**Task**
The answer must be every line below that holds the word "image".

Records excerpted from a collection:

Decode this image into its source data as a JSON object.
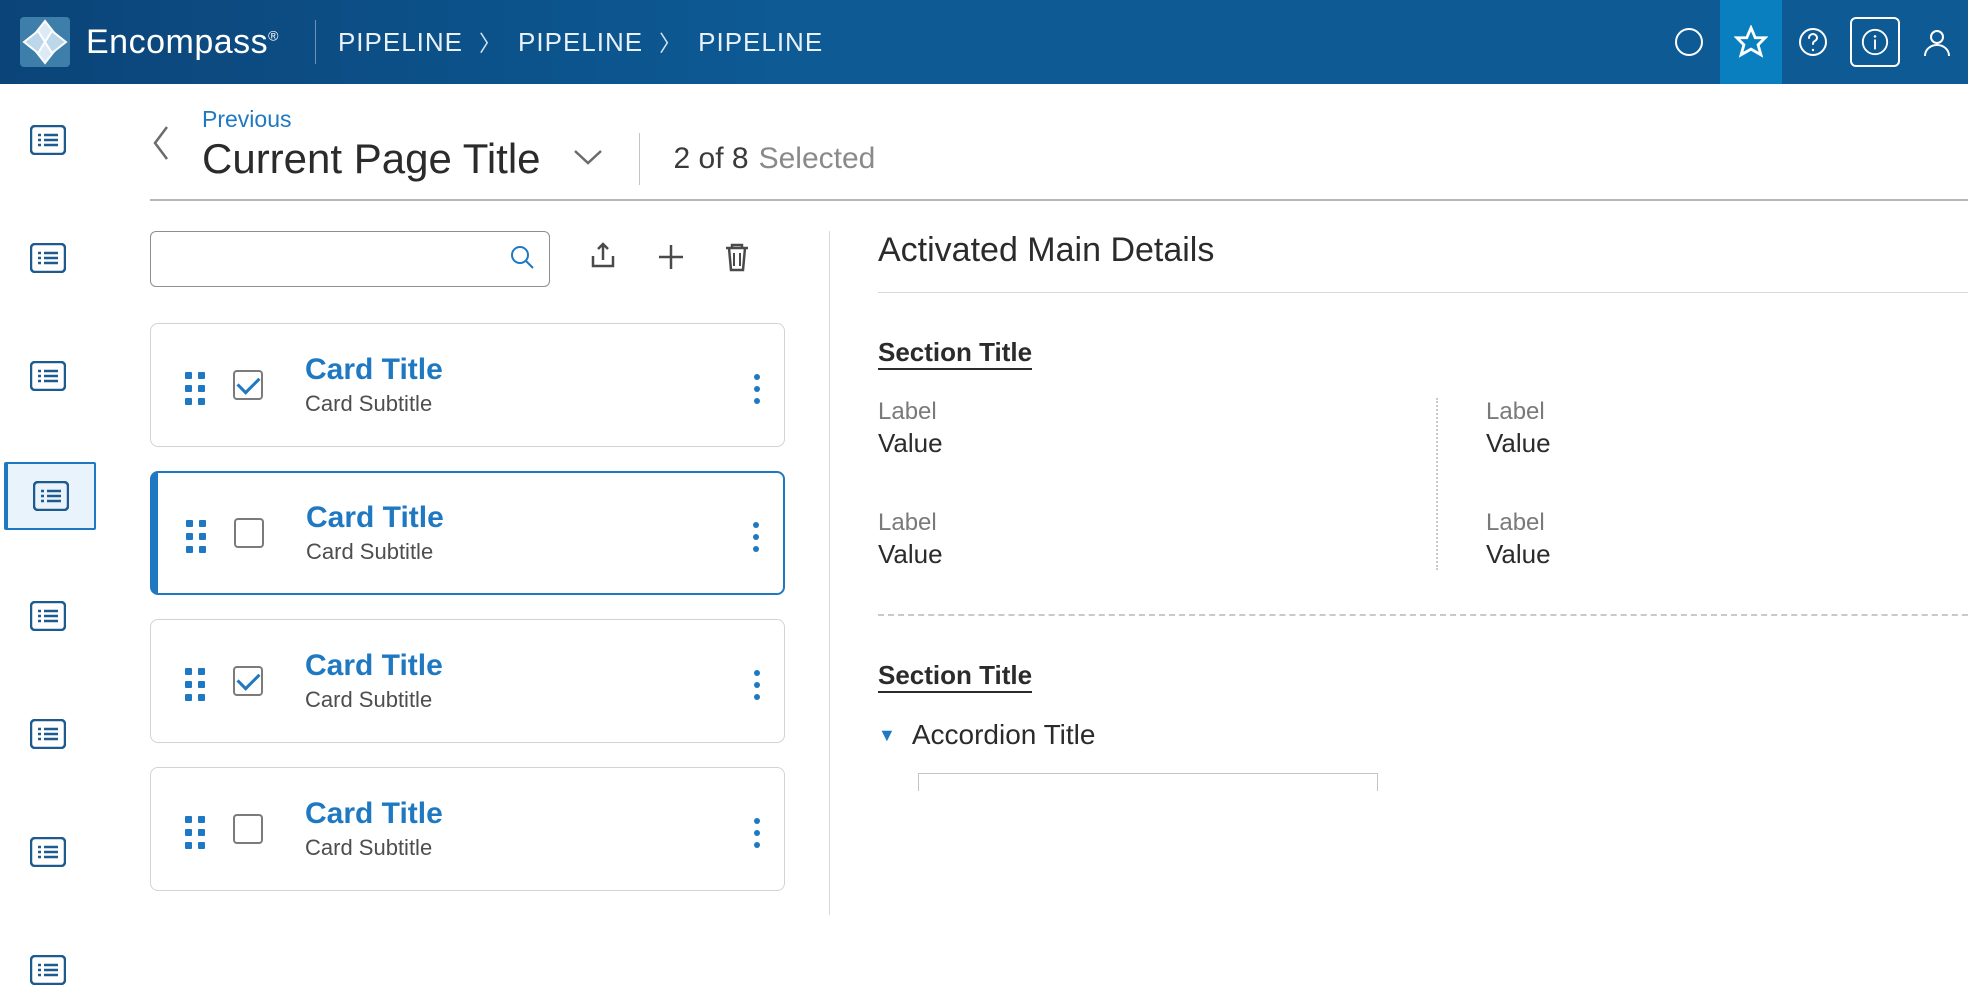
{
  "app": {
    "name": "Encompass"
  },
  "breadcrumb": [
    "PIPELINE",
    "PIPELINE",
    "PIPELINE"
  ],
  "page": {
    "previous_label": "Previous",
    "title": "Current Page Title",
    "counter": "2 of 8",
    "selected_label": "Selected"
  },
  "search": {
    "placeholder": ""
  },
  "cards": [
    {
      "title": "Card Title",
      "subtitle": "Card Subtitle",
      "checked": true,
      "active": false
    },
    {
      "title": "Card Title",
      "subtitle": "Card Subtitle",
      "checked": false,
      "active": true
    },
    {
      "title": "Card Title",
      "subtitle": "Card Subtitle",
      "checked": true,
      "active": false
    },
    {
      "title": "Card Title",
      "subtitle": "Card Subtitle",
      "checked": false,
      "active": false
    }
  ],
  "details": {
    "heading": "Activated Main Details",
    "section1": {
      "title": "Section Title",
      "fields": [
        {
          "label": "Label",
          "value": "Value"
        },
        {
          "label": "Label",
          "value": "Value"
        },
        {
          "label": "Label",
          "value": "Value"
        },
        {
          "label": "Label",
          "value": "Value"
        }
      ]
    },
    "section2": {
      "title": "Section Title",
      "accordion_title": "Accordion Title"
    }
  },
  "colors": {
    "accent": "#1e79c2",
    "header": "#0d5a95"
  }
}
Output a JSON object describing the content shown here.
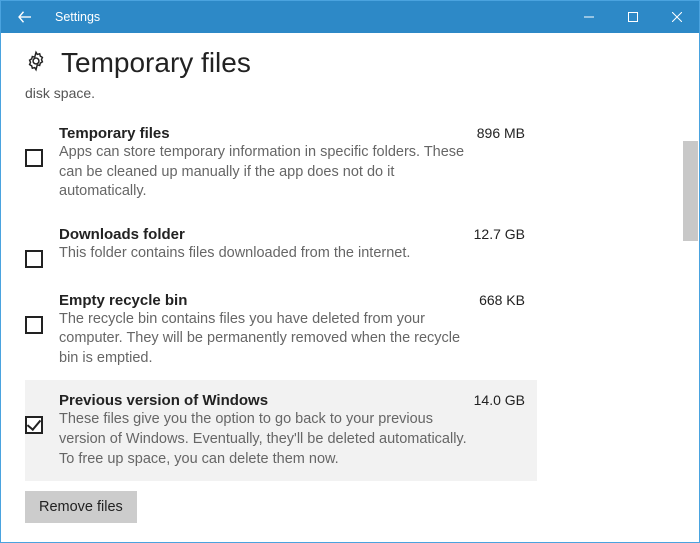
{
  "window": {
    "app_title": "Settings"
  },
  "page": {
    "title": "Temporary files",
    "truncated_line": "disk space."
  },
  "items": [
    {
      "title": "Temporary files",
      "size": "896 MB",
      "desc": "Apps can store temporary information in specific folders. These can be cleaned up manually if the app does not do it automatically.",
      "checked": false
    },
    {
      "title": "Downloads folder",
      "size": "12.7 GB",
      "desc": "This folder contains files downloaded from the internet.",
      "checked": false
    },
    {
      "title": "Empty recycle bin",
      "size": "668 KB",
      "desc": "The recycle bin contains files you have deleted from your computer. They will be permanently removed when the recycle bin is emptied.",
      "checked": false
    },
    {
      "title": "Previous version of Windows",
      "size": "14.0 GB",
      "desc": "These files give you the option to go back to your previous version of Windows. Eventually, they'll be deleted automatically. To free up space, you can delete them now.",
      "checked": true
    }
  ],
  "actions": {
    "remove_label": "Remove files"
  }
}
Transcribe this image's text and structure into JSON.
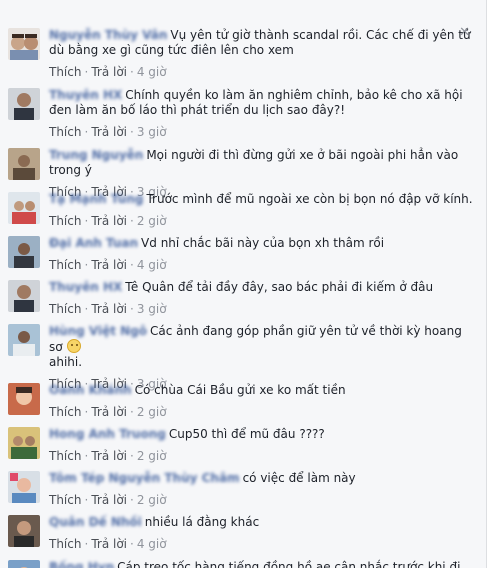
{
  "close_glyph": "✕",
  "meta": {
    "like": "Thích",
    "reply": "Trả lời",
    "sep": "·"
  },
  "comments": [
    {
      "name": "Nguyễn Thùy Vân",
      "text": "Vụ yên tử giờ thành scandal rồi. Các chế đi yên tử dù bằng xe gì cũng tức điên lên cho xem",
      "time": "4 giờ"
    },
    {
      "name": "Thuyên HX",
      "text": "Chính quyền ko làm ăn nghiêm chỉnh, bảo kê cho xã hội đen làm ăn bố láo thì phát triển du lịch sao đây?!",
      "time": "3 giờ"
    },
    {
      "name": "Trung Nguyễn",
      "text": "Mọi người đi thì đừng gửi xe ở bãi ngoài phi hẳn vào trong ý",
      "time": "3 giờ"
    },
    {
      "name": "Tạ Mạnh Tùng",
      "text": "Trước mình để mũ ngoài xe còn bị bọn nó đập vỡ kính.",
      "time": "2 giờ"
    },
    {
      "name": "Đại Anh Tuan",
      "text": "Vd nhỉ chắc bãi này của bọn xh thâm rồi",
      "time": "4 giờ"
    },
    {
      "name": "Thuyên HX",
      "text": "Tê Quân để tải đầy đây, sao bác phải đi kiếm ở đâu",
      "time": "3 giờ"
    },
    {
      "name": "Hùng Việt Ngô",
      "text": "Các ảnh đang góp phần giữ yên tử về thời kỳ hoang sơ",
      "text2": "ahihi.",
      "time": "3 giờ"
    },
    {
      "name": "Oanh Khánh",
      "text": "Có chùa Cái Bầu gửi xe ko mất tiền",
      "time": "2 giờ"
    },
    {
      "name": "Hong Anh Truong",
      "text": "Cup50 thì để mũ đâu ????",
      "time": "2 giờ"
    },
    {
      "name": "Tôm Tép Nguyễn Thùy Châm",
      "text": "có việc để làm này",
      "time": "2 giờ"
    },
    {
      "name": "Quân Dế Nhồi",
      "text": "nhiều lá đằng khác",
      "time": "4 giờ"
    },
    {
      "name": "Bống Hyn",
      "text": "Cáp treo tốc hàng tiếng đồng hồ ae cân nhắc trước khi đi",
      "time": ""
    }
  ],
  "colors": {
    "link": "#365899",
    "meta": "#90949c",
    "background": "#f6f7f9"
  }
}
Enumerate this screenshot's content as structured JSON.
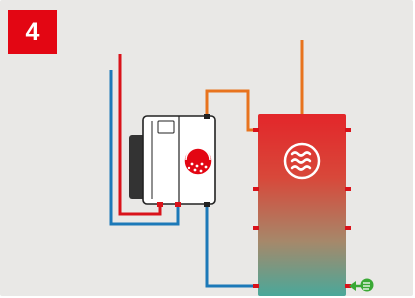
{
  "step": {
    "number": "4"
  },
  "colors": {
    "background": "#e9e8e6",
    "badge": "#e30613",
    "hot_pipe": "#d9121a",
    "cold_pipe": "#1c79b8",
    "flow_pipe": "#e8731e",
    "tank_top": "#e3262a",
    "tank_bottom": "#4aa89a",
    "heat_pump_body": "#ffffff",
    "heat_pump_outline": "#222222",
    "fan_grille": "#333333",
    "renewable_arrow": "#3aa935"
  },
  "icons": {
    "tank": "heat-waves-icon",
    "heat_pump": "heat-pump-emblem-icon",
    "renewable": "renewable-energy-arrow-icon"
  }
}
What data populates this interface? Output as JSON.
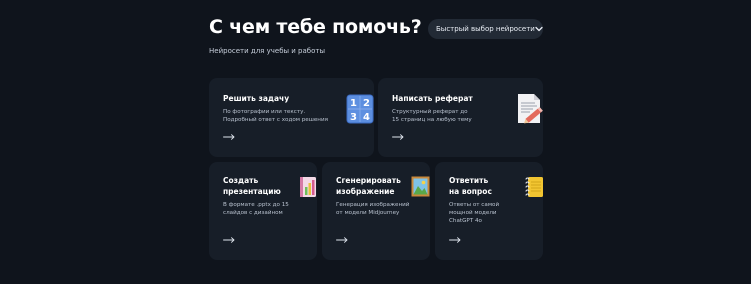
{
  "header": {
    "title": "С чем тебе помочь?",
    "subtitle": "Нейросети для учебы и работы",
    "picker_label": "Быстрый выбор нейросети"
  },
  "cards": [
    {
      "title_lines": [
        "Решить задачу"
      ],
      "desc_lines": [
        "По фотографии или тексту.",
        "Подробный ответ с ходом решения"
      ],
      "icon": "numbers-icon",
      "icon_text": [
        "1",
        "2",
        "3",
        "4"
      ]
    },
    {
      "title_lines": [
        "Написать реферат"
      ],
      "desc_lines": [
        "Структурный реферат до",
        "15 страниц на любую тему"
      ],
      "icon": "document-pencil-icon"
    },
    {
      "title_lines": [
        "Создать",
        "презентацию"
      ],
      "desc_lines": [
        "В формате .pptx до 15",
        "слайдов с дизайном"
      ],
      "icon": "presentation-notebook-icon"
    },
    {
      "title_lines": [
        "Сгенерировать",
        "изображение"
      ],
      "desc_lines": [
        "Генерация изображений",
        "от модели Midjourney"
      ],
      "icon": "framed-picture-icon"
    },
    {
      "title_lines": [
        "Ответить",
        "на вопрос"
      ],
      "desc_lines": [
        "Ответы от самой",
        "мощной модели",
        "ChatGPT 4o"
      ],
      "icon": "spiral-notepad-icon"
    }
  ],
  "colors": {
    "background": "#0f141c",
    "card": "#171e28",
    "picker": "#222a35",
    "text": "#ffffff",
    "muted": "#b9c2cf"
  }
}
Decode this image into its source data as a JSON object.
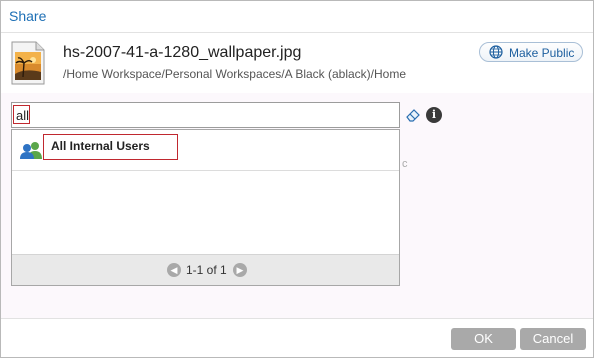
{
  "dialog": {
    "title": "Share"
  },
  "file": {
    "name": "hs-2007-41-a-1280_wallpaper.jpg",
    "path": "/Home Workspace/Personal Workspaces/A Black (ablack)/Home",
    "icon": "image-file-icon"
  },
  "make_public": {
    "label": "Make Public",
    "icon": "globe-icon"
  },
  "search": {
    "value": "all",
    "placeholder": ""
  },
  "stray_text": "c",
  "suggestions": [
    {
      "label": "All Internal Users",
      "icon": "users-group-icon"
    }
  ],
  "pager": {
    "text": "1-1 of 1",
    "prev": "◀",
    "next": "▶"
  },
  "info_glyph": "i",
  "buttons": {
    "ok": "OK",
    "cancel": "Cancel"
  },
  "colors": {
    "accent": "#1d6fb5",
    "highlight": "#c0282f",
    "button": "#a9a9a9"
  }
}
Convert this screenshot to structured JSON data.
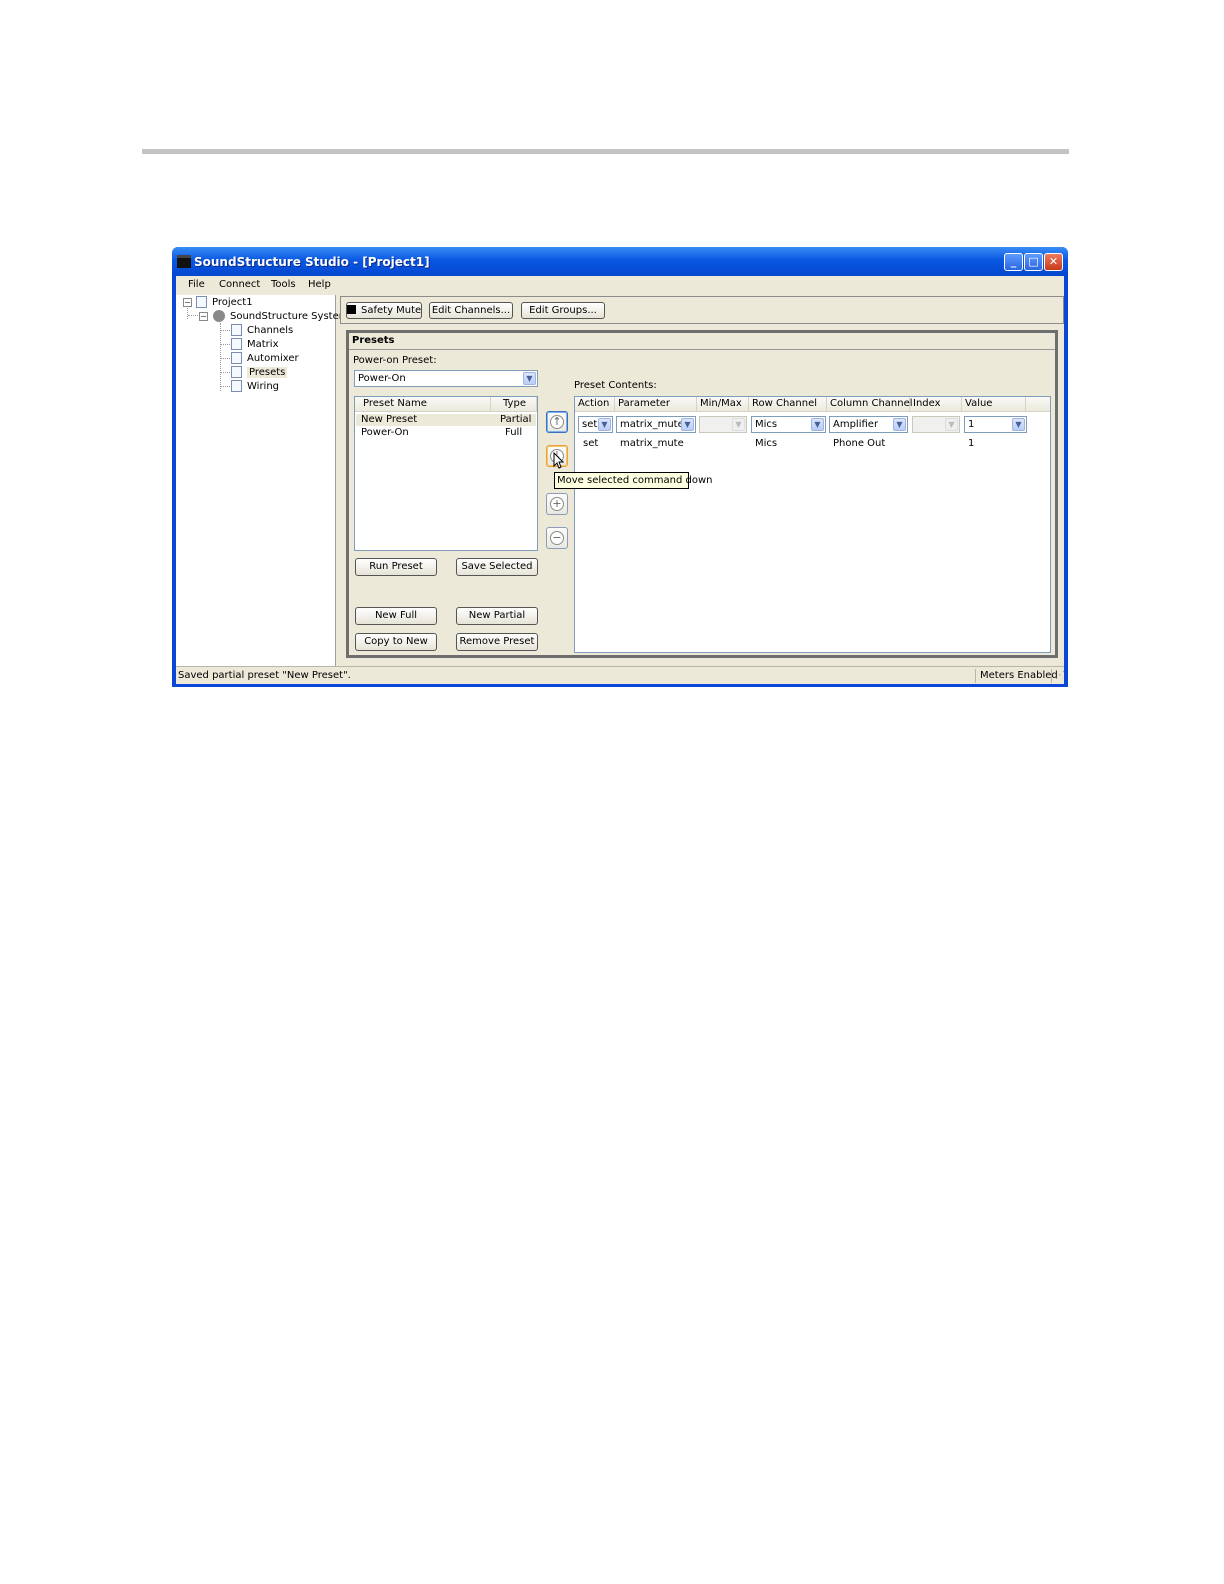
{
  "window": {
    "title": "SoundStructure Studio - [Project1]",
    "minimize_glyph": "_",
    "maximize_glyph": "□",
    "close_glyph": "✕"
  },
  "menu": {
    "items": [
      "File",
      "Connect",
      "Tools",
      "Help"
    ]
  },
  "tree": {
    "root": "Project1",
    "system": "SoundStructure System",
    "children": [
      "Channels",
      "Matrix",
      "Automixer",
      "Presets",
      "Wiring"
    ],
    "selected": "Presets",
    "expand_glyph": "−"
  },
  "toolbar": {
    "safety_mute": "Safety Mute",
    "edit_channels": "Edit Channels...",
    "edit_groups": "Edit Groups..."
  },
  "presets": {
    "panel_title": "Presets",
    "power_on_label": "Power-on Preset:",
    "power_on_value": "Power-On",
    "list_headers": [
      "Preset Name",
      "Type"
    ],
    "list_rows": [
      {
        "name": "New Preset",
        "type": "Partial"
      },
      {
        "name": "Power-On",
        "type": "Full"
      }
    ],
    "buttons": {
      "run_preset": "Run Preset",
      "save_selected": "Save Selected",
      "new_full": "New Full",
      "new_partial": "New Partial",
      "copy_to_new": "Copy to New",
      "remove_preset": "Remove Preset"
    },
    "contents_label": "Preset Contents:",
    "contents_headers": [
      "Action",
      "Parameter",
      "Min/Max",
      "Row Channel",
      "Column Channel",
      "Index",
      "Value"
    ],
    "edit_row": {
      "action": "set",
      "parameter": "matrix_mute",
      "minmax": "",
      "row_channel": "Mics",
      "column_channel": "Amplifier",
      "index": "",
      "value": "1"
    },
    "rows": [
      {
        "action": "set",
        "parameter": "matrix_mute",
        "minmax": "",
        "row_channel": "Mics",
        "column_channel": "Phone Out",
        "index": "",
        "value": "1"
      }
    ],
    "side_buttons": {
      "up_glyph": "↑",
      "down_glyph": "↓",
      "add_glyph": "+",
      "remove_glyph": "−"
    },
    "tooltip": "Move selected command down"
  },
  "status": {
    "message": "Saved partial preset \"New Preset\".",
    "meters": "Meters Enabled"
  },
  "colors": {
    "title_bar": "#0a58e3",
    "window_frame": "#0a47d6",
    "face": "#ece9d8",
    "tooltip_bg": "#ffffe1"
  }
}
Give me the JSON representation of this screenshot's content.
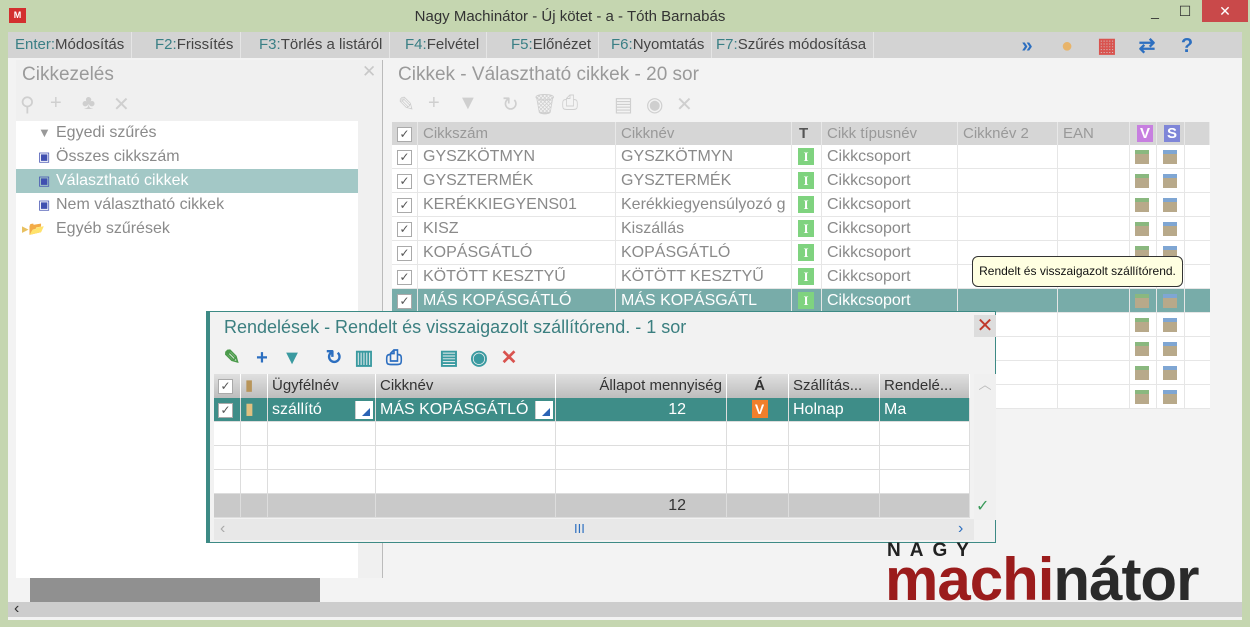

**Solution to this task**
Decode this image into its source data as a JSON object.
Transcribe this image's text and structure into JSON.
Decode this image into its source data as a JSON object.
    "icon": "image-file-icon"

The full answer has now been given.